* _Requirement_: Retype each entry below exactly as it stands.

=== Extracted information ===

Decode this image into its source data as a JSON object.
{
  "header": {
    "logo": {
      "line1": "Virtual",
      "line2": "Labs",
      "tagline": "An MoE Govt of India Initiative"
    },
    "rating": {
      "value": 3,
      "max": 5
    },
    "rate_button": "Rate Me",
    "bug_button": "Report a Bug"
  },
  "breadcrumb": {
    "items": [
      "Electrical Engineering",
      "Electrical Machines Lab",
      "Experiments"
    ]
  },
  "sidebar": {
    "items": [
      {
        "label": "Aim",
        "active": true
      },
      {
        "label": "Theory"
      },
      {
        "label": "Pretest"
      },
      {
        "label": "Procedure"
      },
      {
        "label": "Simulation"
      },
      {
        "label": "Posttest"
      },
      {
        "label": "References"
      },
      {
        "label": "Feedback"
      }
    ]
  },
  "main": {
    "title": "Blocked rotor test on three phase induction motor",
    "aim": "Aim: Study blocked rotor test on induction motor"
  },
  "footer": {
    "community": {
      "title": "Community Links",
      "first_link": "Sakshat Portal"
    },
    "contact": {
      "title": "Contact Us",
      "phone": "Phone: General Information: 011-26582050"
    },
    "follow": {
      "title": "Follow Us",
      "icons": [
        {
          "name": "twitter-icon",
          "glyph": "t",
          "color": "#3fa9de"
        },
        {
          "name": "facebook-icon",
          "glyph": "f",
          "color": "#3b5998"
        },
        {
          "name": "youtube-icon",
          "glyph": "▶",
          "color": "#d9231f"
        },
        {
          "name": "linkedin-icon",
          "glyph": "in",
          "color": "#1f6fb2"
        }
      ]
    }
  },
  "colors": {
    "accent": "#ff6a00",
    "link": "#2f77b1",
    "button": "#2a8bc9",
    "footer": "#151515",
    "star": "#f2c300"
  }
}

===

* _Your solution_:
Decode this image into its source data as a JSON object.
{
  "header": {
    "logo": {
      "line1": "Virtual",
      "line2": "Labs",
      "tagline": "An MoE Govt of India Initiative"
    },
    "rating": {
      "value": 3,
      "max": 5
    },
    "rate_button": "Rate Me",
    "bug_button": "Report a Bug"
  },
  "breadcrumb": {
    "items": [
      "Electrical Engineering",
      "Electrical Machines Lab",
      "Experiments"
    ]
  },
  "sidebar": {
    "items": [
      {
        "label": "Aim",
        "active": true
      },
      {
        "label": "Theory"
      },
      {
        "label": "Pretest"
      },
      {
        "label": "Procedure"
      },
      {
        "label": "Simulation"
      },
      {
        "label": "Posttest"
      },
      {
        "label": "References"
      },
      {
        "label": "Feedback"
      }
    ]
  },
  "main": {
    "title": "Blocked rotor test on three phase induction motor",
    "aim": "Aim: Study blocked rotor test on induction motor"
  },
  "footer": {
    "community": {
      "title": "Community Links",
      "first_link": "Sakshat Portal"
    },
    "contact": {
      "title": "Contact Us",
      "phone": "Phone: General Information: 011-26582050"
    },
    "follow": {
      "title": "Follow Us",
      "icons": [
        {
          "name": "twitter-icon",
          "glyph": "t",
          "color": "#3fa9de"
        },
        {
          "name": "facebook-icon",
          "glyph": "f",
          "color": "#3b5998"
        },
        {
          "name": "youtube-icon",
          "glyph": "▶",
          "color": "#d9231f"
        },
        {
          "name": "linkedin-icon",
          "glyph": "in",
          "color": "#1f6fb2"
        }
      ]
    }
  },
  "colors": {
    "accent": "#ff6a00",
    "link": "#2f77b1",
    "button": "#2a8bc9",
    "footer": "#151515",
    "star": "#f2c300"
  }
}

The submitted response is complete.